PMCID: PMC2734150  PMID: 19387009
Dinoflagellate; SL RNA; complex genomic arrangement
8.  Hypermethylated cap 4 maximizes Trypanosoma brucei translation 
Molecular microbiology  2009;72(5):1100-1110.
Summary
Through trans-splicing of a 39-nt Spliced Leader (SL) onto each protein-coding transcript, mature kinetoplastid mRNA acquire a hypermethylated 5′-cap structure, but its function has been unclear. Gene deletions for three Trypanosoma brucei cap 2′-O-ribose methyltransferases, TbMTr1, TbMTr2, and TbMTr3, reveal distinct roles for four 2′-O-methylated nucleotides.

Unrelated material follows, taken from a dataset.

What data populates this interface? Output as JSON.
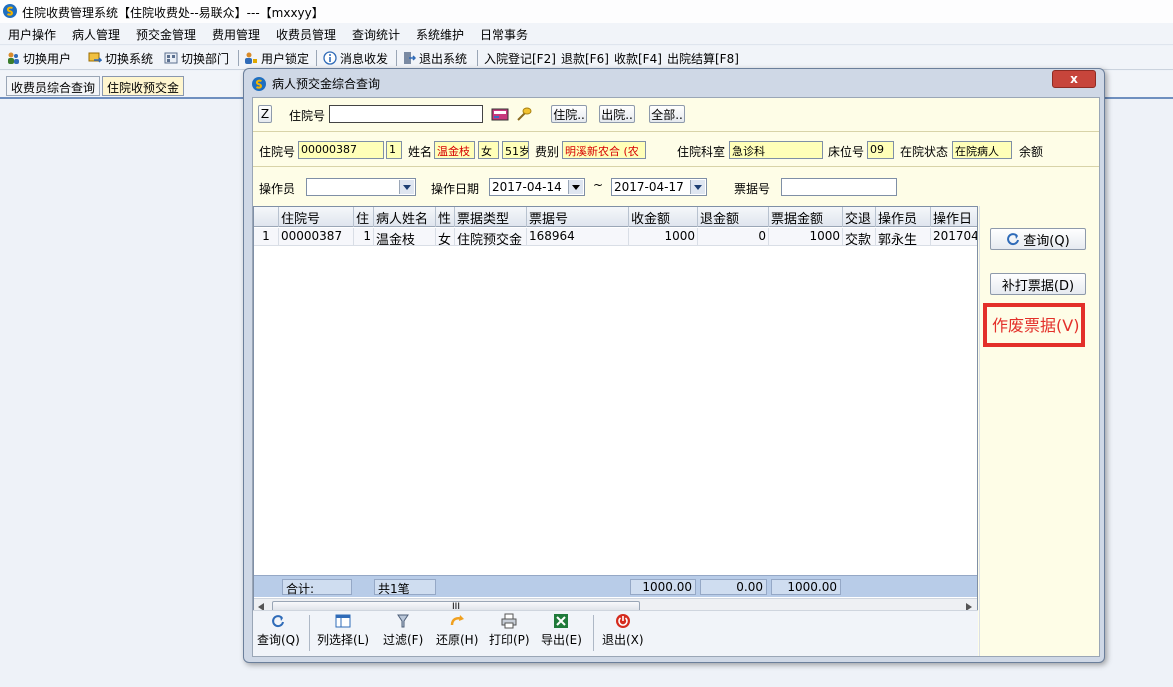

Elimination of individual gene pairs yields viable cells, however attempts at double knockouts resulted in the generation of a TbMTr2−/−/TbMTr3−/− cell line only. Absence of both kinetoplastid-specific enzymes in TbMTr2−/−/TbMTr3−/− lines yielded substrate SL RNA and mRNA with cap 1. TbMTr1−/− translation is comparable to wildtype, while cap 3 and cap 4 loss reduced translation rates, exacerbated by the additional loss of cap 2. TbMTr1−/− and TbMTr2−/−/TbMTr3−/− lines grow to lower densities under normal culture conditions relative to wildtype cells, with growth rate differences apparent under low serum conditions. Cell viability may not tolerate delays at both the nucleolar Sm-independent and nucleoplasmic Sm-dependent stages of SL RNA maturation combined with reduced rates of translation. A minimal level of mRNA cap ribose methylation is essential for trypanosome viability, providing the first functional role for the cap 4.

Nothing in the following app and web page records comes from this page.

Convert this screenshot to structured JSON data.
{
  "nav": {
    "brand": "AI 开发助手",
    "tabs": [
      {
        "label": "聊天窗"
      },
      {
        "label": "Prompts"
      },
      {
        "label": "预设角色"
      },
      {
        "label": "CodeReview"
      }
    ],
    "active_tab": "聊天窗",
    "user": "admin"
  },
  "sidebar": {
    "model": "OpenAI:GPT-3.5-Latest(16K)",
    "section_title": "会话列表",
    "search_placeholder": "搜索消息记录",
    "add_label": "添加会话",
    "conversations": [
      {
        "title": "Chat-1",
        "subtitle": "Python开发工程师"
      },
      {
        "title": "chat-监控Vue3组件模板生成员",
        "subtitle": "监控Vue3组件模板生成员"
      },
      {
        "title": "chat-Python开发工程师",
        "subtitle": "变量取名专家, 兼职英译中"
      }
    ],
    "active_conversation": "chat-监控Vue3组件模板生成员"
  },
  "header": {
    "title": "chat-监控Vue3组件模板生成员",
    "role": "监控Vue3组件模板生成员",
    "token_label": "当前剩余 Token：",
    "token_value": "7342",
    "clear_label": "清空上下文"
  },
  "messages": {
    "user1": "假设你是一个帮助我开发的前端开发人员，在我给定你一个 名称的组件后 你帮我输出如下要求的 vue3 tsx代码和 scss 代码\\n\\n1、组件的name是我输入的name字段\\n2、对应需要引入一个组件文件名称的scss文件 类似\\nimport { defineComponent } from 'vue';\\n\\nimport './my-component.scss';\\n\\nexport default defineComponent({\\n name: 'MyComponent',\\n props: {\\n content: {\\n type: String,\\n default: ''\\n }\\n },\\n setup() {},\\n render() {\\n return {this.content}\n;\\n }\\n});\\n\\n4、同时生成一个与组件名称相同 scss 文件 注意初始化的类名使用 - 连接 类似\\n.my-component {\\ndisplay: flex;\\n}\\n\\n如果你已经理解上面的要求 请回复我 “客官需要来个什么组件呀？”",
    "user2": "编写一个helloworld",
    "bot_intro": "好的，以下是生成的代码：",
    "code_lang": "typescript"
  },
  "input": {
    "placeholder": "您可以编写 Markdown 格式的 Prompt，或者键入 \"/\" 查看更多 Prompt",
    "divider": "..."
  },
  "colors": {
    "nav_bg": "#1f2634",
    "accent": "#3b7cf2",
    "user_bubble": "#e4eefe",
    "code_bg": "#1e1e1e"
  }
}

PMCID: PMC2859698  PMID: 19504740
gene knockout; methyltransferase; ribose 2′-O-methylation; SL RNA; spliced leader; trans-splicing
9.  Histone acetylations mark origins of polycistronic transcription in Leishmania major 

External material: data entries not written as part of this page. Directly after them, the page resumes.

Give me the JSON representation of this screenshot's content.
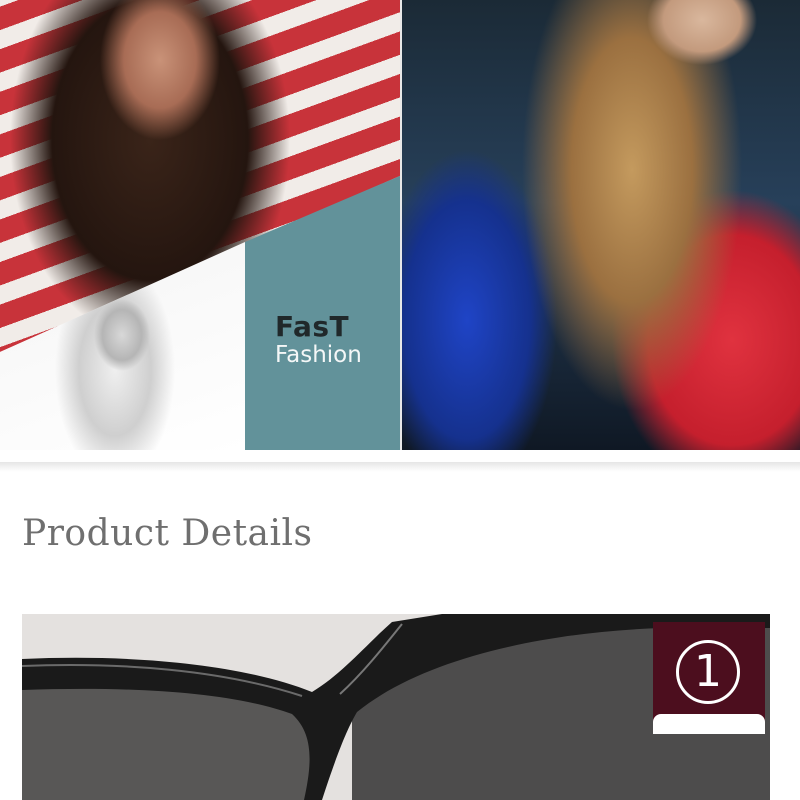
{
  "banner": {
    "tagline_line1": "FasT",
    "tagline_line2": "Fashion"
  },
  "section": {
    "title": "Product Details"
  },
  "detail_badge": {
    "number": "1"
  },
  "colors": {
    "teal_card": "#62929a",
    "badge": "#4c0e1e",
    "title_text": "#6f6f6f"
  }
}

BMC Genomics  2009;10:152.
Background
Many components of the RNA polymerase II transcription machinery have been identified in kinetoplastid protozoa, but they diverge substantially from other eukaryotes. Furthermore, protein-coding genes in these organisms lack individual transcriptional regulation, since they are transcribed as long polycistronic units. The transcription initiation sites are assumed to lie within the 'divergent strand-switch' regions at the junction between opposing polycistronic gene clusters. However, the mechanism by which Kinetoplastidae initiate transcription is unclear, and promoter sequences are undefined.
Results
The chromosomal location of TATA-binding protein (TBP or TRF4), Small Nuclear Activating Protein complex (SNAP50), and H3 histones were assessed in Leishmania major using microarrays hybridized with DNA obtained through chromatin immunoprecipitation (ChIP-chip). The TBP and SNAP50 binding patterns were almost identical and high intensity peaks were associated with tRNAs and snRNAs. Only 184 peaks of acetylated H3 histone were found in the entire genome, with substantially higher intensity in rapidly-dividing cells than stationary-phase. The majority of the acetylated H3 peaks were found at divergent strand-switch regions, but some occurred at chromosome ends and within polycistronic gene clusters. Almost all these peaks were associated with lower intensity peaks of TBP/SNAP50 binding a few kilobases upstream, evidence that they represent transcription initiation sites.
Conclusion
The first genome-wide maps of DNA-binding protein occupancy in a kinetoplastid organism suggest that H3 histones at the origins of polycistronic transcription of protein-coding genes are acetylated. Global regulation of transcription initiation may be achieved by modifying the acetylation state of these origins.
doi:10.1186/1471-2164-10-152
PMCID: PMC2679053  PMID: 19356248

Results 1-9 (9)